WHAT TO PRODUCE: Search term "JSON": work out how many lines of the data below contain it, and answer with that number alone.
^^^^^^^^^^^^^^^^
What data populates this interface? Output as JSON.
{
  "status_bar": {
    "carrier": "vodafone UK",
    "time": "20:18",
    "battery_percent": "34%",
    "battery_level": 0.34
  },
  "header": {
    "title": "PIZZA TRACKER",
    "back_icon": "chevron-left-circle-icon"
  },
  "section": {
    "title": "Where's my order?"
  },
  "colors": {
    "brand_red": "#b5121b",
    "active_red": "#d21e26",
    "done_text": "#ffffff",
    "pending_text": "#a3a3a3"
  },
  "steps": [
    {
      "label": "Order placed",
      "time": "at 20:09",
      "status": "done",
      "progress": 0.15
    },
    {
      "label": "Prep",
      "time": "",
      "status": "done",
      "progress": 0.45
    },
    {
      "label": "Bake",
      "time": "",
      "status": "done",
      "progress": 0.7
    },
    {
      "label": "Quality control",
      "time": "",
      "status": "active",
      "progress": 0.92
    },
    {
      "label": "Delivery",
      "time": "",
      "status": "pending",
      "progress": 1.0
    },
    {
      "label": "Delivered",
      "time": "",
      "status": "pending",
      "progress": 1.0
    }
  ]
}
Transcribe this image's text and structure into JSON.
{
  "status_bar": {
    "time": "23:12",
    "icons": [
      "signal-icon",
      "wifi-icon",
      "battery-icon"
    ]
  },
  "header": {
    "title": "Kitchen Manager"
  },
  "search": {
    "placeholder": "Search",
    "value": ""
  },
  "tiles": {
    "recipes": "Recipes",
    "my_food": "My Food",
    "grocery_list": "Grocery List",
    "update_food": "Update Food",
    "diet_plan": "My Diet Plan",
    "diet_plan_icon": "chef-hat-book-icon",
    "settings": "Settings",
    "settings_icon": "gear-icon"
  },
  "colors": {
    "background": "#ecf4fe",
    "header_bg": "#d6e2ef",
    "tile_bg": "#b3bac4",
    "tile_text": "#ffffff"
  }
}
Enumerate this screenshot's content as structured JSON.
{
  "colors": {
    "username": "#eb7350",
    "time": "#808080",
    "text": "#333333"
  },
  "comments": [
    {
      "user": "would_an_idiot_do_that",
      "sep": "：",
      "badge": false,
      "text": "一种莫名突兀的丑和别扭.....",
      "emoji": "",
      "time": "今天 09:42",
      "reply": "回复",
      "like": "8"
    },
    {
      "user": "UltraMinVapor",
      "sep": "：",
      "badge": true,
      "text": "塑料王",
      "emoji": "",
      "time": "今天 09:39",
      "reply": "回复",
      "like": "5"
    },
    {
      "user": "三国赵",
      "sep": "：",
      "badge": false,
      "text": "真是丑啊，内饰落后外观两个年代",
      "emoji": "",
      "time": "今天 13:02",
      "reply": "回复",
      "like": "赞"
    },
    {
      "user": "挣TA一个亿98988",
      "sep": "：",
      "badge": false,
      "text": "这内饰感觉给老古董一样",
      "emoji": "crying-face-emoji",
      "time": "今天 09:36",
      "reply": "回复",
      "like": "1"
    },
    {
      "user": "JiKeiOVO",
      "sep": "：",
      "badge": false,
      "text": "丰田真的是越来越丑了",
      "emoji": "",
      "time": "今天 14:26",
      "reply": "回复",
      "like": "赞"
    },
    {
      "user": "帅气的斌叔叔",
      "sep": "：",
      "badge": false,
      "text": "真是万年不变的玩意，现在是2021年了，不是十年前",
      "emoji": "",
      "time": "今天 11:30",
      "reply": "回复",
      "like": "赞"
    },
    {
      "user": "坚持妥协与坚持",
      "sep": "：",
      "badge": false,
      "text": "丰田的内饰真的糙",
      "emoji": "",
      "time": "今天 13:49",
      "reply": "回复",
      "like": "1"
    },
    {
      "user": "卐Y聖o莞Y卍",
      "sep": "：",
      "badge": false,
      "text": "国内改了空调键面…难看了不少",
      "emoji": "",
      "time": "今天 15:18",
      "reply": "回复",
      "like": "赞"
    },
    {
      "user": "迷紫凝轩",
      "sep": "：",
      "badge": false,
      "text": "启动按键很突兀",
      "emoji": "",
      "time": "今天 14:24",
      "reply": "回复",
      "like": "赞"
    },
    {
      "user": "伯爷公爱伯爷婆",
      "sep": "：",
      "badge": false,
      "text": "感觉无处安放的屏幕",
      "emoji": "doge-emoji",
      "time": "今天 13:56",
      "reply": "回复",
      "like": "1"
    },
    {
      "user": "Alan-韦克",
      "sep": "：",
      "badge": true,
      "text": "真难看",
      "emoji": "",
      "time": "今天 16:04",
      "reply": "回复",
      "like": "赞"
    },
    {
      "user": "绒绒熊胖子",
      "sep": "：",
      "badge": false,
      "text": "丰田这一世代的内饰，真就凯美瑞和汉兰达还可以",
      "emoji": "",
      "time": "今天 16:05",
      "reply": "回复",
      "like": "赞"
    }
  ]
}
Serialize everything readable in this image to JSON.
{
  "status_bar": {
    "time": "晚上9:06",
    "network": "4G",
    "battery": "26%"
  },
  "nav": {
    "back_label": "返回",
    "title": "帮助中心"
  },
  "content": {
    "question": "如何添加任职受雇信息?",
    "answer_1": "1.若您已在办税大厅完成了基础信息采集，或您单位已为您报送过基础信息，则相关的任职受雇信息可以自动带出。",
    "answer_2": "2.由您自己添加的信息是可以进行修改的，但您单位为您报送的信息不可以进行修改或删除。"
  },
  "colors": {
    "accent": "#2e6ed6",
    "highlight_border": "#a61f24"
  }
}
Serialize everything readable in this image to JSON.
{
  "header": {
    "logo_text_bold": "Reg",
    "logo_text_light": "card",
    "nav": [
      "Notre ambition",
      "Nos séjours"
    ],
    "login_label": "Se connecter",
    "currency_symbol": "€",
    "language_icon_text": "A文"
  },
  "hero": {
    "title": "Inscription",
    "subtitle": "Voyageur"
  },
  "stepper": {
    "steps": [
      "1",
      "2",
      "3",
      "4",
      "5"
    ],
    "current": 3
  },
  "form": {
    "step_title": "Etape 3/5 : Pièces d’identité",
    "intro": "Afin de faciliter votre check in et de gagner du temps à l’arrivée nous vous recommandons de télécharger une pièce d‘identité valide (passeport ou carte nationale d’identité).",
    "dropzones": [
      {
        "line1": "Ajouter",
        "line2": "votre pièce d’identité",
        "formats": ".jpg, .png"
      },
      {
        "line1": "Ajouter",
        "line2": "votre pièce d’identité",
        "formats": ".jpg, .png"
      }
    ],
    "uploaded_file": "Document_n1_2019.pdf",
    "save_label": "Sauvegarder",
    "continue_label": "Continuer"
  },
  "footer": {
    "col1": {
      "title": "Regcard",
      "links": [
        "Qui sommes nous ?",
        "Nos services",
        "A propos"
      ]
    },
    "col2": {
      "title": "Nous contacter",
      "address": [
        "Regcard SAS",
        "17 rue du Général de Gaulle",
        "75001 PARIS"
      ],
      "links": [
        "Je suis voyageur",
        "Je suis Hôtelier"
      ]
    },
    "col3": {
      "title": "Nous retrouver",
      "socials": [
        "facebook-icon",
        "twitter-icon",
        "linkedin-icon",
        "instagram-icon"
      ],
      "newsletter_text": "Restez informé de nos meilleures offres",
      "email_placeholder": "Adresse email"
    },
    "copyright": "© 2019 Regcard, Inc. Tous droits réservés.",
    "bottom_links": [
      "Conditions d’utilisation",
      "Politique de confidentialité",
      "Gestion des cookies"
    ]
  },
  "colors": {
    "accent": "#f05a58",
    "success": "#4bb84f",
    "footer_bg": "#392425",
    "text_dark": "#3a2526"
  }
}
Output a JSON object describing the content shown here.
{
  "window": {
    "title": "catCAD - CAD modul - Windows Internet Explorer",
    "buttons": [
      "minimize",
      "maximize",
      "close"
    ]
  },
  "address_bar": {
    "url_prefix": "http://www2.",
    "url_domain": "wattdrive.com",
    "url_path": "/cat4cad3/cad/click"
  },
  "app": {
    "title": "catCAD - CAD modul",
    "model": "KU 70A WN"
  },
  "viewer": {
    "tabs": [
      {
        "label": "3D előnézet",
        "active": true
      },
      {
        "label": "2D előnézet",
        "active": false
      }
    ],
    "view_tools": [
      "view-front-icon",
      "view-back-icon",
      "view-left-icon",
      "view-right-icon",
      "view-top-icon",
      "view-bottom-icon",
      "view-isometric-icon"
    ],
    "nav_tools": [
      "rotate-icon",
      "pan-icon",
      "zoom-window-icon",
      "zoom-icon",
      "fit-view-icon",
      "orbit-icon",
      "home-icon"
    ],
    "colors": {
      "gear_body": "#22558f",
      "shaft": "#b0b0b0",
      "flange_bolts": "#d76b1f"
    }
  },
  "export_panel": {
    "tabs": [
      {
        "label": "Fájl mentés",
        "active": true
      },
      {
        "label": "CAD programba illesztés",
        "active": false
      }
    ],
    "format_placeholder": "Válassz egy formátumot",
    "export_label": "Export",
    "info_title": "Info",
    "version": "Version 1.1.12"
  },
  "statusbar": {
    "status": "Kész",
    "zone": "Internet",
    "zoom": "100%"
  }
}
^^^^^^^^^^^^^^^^
ANSWER FOR THE TASK: 6